Speaking of the “Retail to Restaurant” trend we were all debating, the newest example is located nearby on North Main Street (1184, across from East Side Urgent Care). This is where the long closed (and cutely named) Off Track Bedding outlet (whose empty storefront was captured by Google Streetview above) has been replaced by Asian Palace, which opened this past Friday. Should the photo above scare you, I’ll add that they’ve substantially gutted and updated the building.
Their menu is what I personally refer to “RI Pan-Asian 2.0.” What seems to distinguish Asian Palace, as far as I can see, is their hours. They’re open to 11 PM Mon-Thurs, and until 1 AM on Friday and Saturday, much later than almost every other ethnic dining option I can think of, Asian or otherwise, in the entire metro. This will likely work well for them given their close location to Miriam Hospital and its continuous stream of workers around the clock.
So, a question: Does anyone know if this pan-Asian default for restaurants is a RI only trend? If so, why? When I go home to NY, I don’t find this… The restaurants there, both in the city and suburbs, are solo-cuisine for the most part. Same thing in my recent travels around the US. Why only here?
To read more about the menu type and my very brief review, click below:
So what is my self named “RI Pan-Asian 2.0?” This type, best represented previously by Jackie’s Galaxy (multiple locations) or Best Eastern (N. Providence), tends to consist of an abridged list of the most popular Americanized Chinese dishes along with a basic sushi menu and sushi bar. The rest of the menu tends to be rounded out by a few of the “biggest hits” of Americanized Japanese and Thai cuisines. Thus, you can order Hot and Sour Soup, California Maki Roll, Chicken Pad Thai, and General Chao’s Chicken all in one sitting, which kinda feels wrong, somehow…

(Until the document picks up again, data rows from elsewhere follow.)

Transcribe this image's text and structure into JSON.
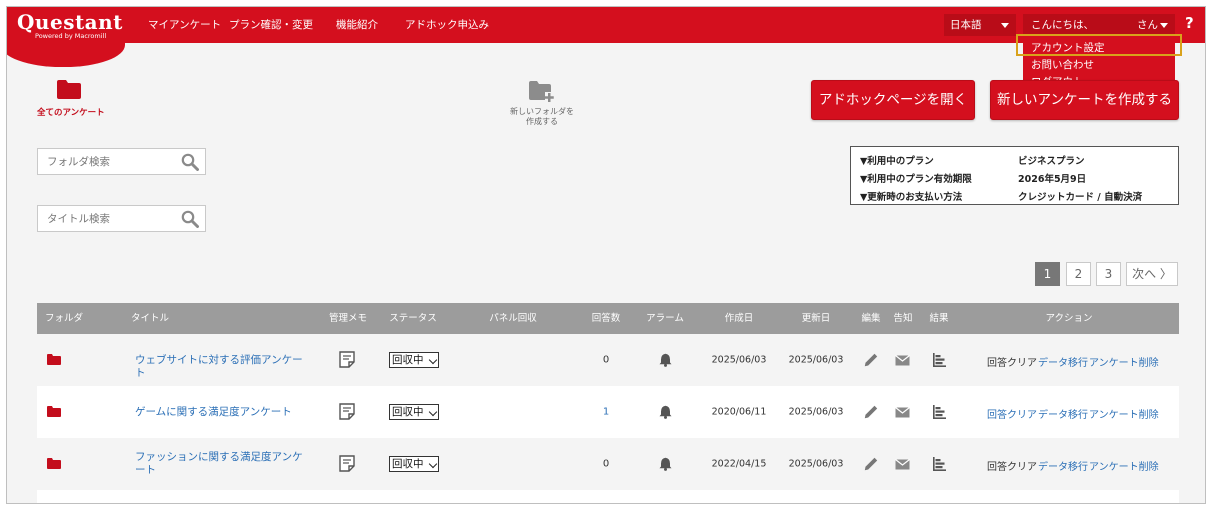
{
  "header": {
    "logo": "Questant",
    "logo_sub": "Powered by Macromill",
    "nav": [
      "マイアンケート",
      "プラン確認・変更",
      "機能紹介",
      "アドホック申込み"
    ],
    "language": "日本語",
    "greeting": "こんにちは、",
    "greeting_suffix": "さん",
    "help": "?"
  },
  "user_menu": {
    "items": [
      "アカウント設定",
      "お問い合わせ",
      "ログアウト"
    ],
    "highlighted": "アカウント設定",
    "highlight_color": "#d9a21b"
  },
  "folders": {
    "all_label": "全てのアンケート",
    "new_label_line1": "新しいフォルダを",
    "new_label_line2": "作成する"
  },
  "buttons": {
    "adhoc": "アドホックページを開く",
    "new_survey": "新しいアンケートを作成する"
  },
  "search": {
    "folder_placeholder": "フォルダ検索",
    "title_placeholder": "タイトル検索"
  },
  "plan": {
    "rows": [
      {
        "label": "▼利用中のプラン",
        "value": "ビジネスプラン"
      },
      {
        "label": "▼利用中のプラン有効期限",
        "value": "2026年5月9日"
      },
      {
        "label": "▼更新時のお支払い方法",
        "value": "クレジットカード / 自動決済"
      }
    ]
  },
  "pagination": {
    "pages": [
      "1",
      "2",
      "3"
    ],
    "current": "1",
    "next": "次へ 〉"
  },
  "table": {
    "columns": [
      "フォルダ",
      "タイトル",
      "管理メモ",
      "ステータス",
      "パネル回収",
      "回答数",
      "アラーム",
      "作成日",
      "更新日",
      "編集",
      "告知",
      "結果",
      "アクション"
    ],
    "rows": [
      {
        "title": "ウェブサイトに対する評価アンケート",
        "status": "回収中",
        "responses": "0",
        "created": "2025/06/03",
        "updated": "2025/06/03",
        "actions": [
          "回答クリア",
          "データ移行",
          "アンケート削除"
        ],
        "clear_is_link": false
      },
      {
        "title": "ゲームに関する満足度アンケート",
        "status": "回収中",
        "responses": "1",
        "created": "2020/06/11",
        "updated": "2025/06/03",
        "actions": [
          "回答クリア",
          "データ移行",
          "アンケート削除"
        ],
        "clear_is_link": true
      },
      {
        "title": "ファッションに関する満足度アンケート",
        "status": "回収中",
        "responses": "0",
        "created": "2022/04/15",
        "updated": "2025/06/03",
        "actions": [
          "回答クリア",
          "データ移行",
          "アンケート削除"
        ],
        "clear_is_link": false
      }
    ]
  },
  "colors": {
    "brand_red": "#d40f1e",
    "link_blue": "#2b6fb6",
    "header_gray": "#9c9c9c"
  },
  "icons": {
    "folder": "folder-icon",
    "new_folder": "folder-plus-icon",
    "search": "search-icon",
    "memo": "memo-icon",
    "alarm": "bell-icon",
    "edit": "pencil-icon",
    "notify": "envelope-icon",
    "result": "bar-chart-icon"
  }
}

This is as opposed to “RI Pan-Asian 1.0,” best represented by the original Apsara. This tends to be a mix of fuller, un-abridged Thai, Vietnamese, and Cambodian ithems along with a half-heartedly implemented Americanized Chinese menu in order to appeal to the much wider swath of Americans who haven’t been brave enough to experiment with the first 3 cuisines.
I quickly picked something up at Asian Palace Friday afternoon. My tofu chow fun was quite decent, but the fried rice I ordered had a flavoring that was very “off” somehow. The sloppily rolled vege nime chow (which I ordered without shrimp) was tasteless, which means they’re depending on the shrimp or the sauce for taste and are skimping on the herbals and other flavorings in the roll itself. I’d perhaps give them a few more days open to get their cooking down… The interior was quite pleasant, a cut above the usual Asian dining setting.